--- Source data Enclosed Below ---
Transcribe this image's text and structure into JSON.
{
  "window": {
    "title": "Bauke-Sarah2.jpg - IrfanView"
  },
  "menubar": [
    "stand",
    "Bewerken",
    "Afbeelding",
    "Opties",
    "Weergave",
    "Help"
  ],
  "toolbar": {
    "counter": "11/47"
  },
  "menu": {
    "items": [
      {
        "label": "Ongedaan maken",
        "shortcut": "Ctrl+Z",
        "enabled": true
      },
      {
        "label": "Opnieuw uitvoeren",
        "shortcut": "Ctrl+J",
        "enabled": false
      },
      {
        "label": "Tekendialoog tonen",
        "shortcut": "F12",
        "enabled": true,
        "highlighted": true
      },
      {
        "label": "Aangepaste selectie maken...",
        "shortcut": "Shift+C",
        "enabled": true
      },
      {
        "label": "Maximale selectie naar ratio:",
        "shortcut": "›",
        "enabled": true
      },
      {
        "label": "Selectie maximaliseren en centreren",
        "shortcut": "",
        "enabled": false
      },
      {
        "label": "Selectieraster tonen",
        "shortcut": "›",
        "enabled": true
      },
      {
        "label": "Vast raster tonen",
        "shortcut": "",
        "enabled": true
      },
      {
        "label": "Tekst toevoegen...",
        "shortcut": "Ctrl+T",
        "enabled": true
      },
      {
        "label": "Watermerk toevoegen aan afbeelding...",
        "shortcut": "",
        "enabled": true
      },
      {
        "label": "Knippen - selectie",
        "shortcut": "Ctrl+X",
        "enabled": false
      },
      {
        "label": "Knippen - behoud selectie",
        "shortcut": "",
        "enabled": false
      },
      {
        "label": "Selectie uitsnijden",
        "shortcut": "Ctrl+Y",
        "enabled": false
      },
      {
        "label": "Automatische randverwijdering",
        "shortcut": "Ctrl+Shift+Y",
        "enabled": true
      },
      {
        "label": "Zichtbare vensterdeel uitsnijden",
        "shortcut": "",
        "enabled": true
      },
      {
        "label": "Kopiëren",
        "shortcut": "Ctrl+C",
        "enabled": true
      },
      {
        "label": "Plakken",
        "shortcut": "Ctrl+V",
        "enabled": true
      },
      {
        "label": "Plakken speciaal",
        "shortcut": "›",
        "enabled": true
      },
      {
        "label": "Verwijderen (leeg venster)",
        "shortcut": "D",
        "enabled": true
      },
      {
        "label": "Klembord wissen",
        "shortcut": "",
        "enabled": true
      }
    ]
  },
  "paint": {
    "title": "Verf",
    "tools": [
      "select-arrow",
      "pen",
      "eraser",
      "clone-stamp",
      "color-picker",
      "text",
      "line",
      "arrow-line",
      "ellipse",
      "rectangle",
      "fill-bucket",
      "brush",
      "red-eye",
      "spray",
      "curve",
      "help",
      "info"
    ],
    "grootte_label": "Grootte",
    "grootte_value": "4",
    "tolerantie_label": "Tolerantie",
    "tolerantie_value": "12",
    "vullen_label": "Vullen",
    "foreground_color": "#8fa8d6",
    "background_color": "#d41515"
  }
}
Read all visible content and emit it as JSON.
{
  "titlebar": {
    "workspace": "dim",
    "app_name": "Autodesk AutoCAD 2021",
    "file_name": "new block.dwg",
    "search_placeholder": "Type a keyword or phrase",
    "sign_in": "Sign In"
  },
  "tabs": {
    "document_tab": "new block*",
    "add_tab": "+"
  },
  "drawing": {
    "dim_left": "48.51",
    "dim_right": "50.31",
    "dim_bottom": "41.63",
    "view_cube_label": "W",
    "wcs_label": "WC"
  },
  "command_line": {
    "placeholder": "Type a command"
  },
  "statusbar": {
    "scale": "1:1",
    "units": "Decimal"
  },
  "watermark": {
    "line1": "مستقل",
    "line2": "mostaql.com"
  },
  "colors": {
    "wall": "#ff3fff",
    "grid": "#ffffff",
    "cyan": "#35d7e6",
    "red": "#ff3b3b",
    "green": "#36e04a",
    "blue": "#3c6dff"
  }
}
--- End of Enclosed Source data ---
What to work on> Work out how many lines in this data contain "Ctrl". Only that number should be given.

Reply to the task> 8